Common Medications and Treatments for Metastatic Melanoma
Treatment goals include:
- Prolonging life
- Shrinking growth of known metastases
- Preventing spread at new sites
- Giving emotional as well as physical support
Depending on the nature of metastases, treatment may involve drugs, surgery and/or radiation. Generally, a cure is not possible.
|Treatment Category||How the Treatment Works|
|Works with your immune system to slow or stop cancer cell growth
1) Interleukin-2: Stops growth for as much as 5 years. Given three times a day for 5 days, twice each month as inpatient
2) Ipilimumab: Stimulates the immune system to react against melanomas, given once every 3 weeks for a 4-dose total.
(E.G. vemurafenib, dabrafenib, trametinib)
|Inhibits specific enzymes or molecules needed by cancer cells
Blocks the specific protein made by cells containing a specific mutation in one gene (BRAF).
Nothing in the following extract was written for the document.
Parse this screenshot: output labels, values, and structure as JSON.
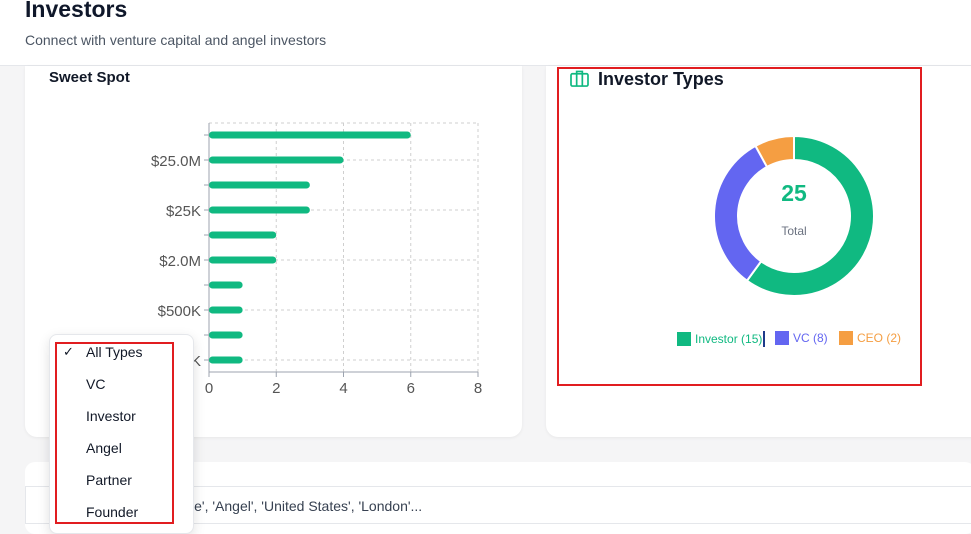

May also block the pathway that the protein stimulates for tumor growth, making the tumor shrink.
|Chemotherapy||Stops or slows cancer cell growth by inhibiting cell division or reproduction
This is not as effective as immunotherapy and so it’s not used as primary treatment with advanced disease.
|Surgery||Option used when spread limited to one or a few sites. Rarely curative and approach used to relieve pain or discomfort (as in brain or lungs)|
|Radiation Therapy||Shrinks tumors and prevents development of new tumors.|
|Hospice||Suggested when patient deemed to have only 6 months to live.
Support is to reduce suffering and family as well as patient needs.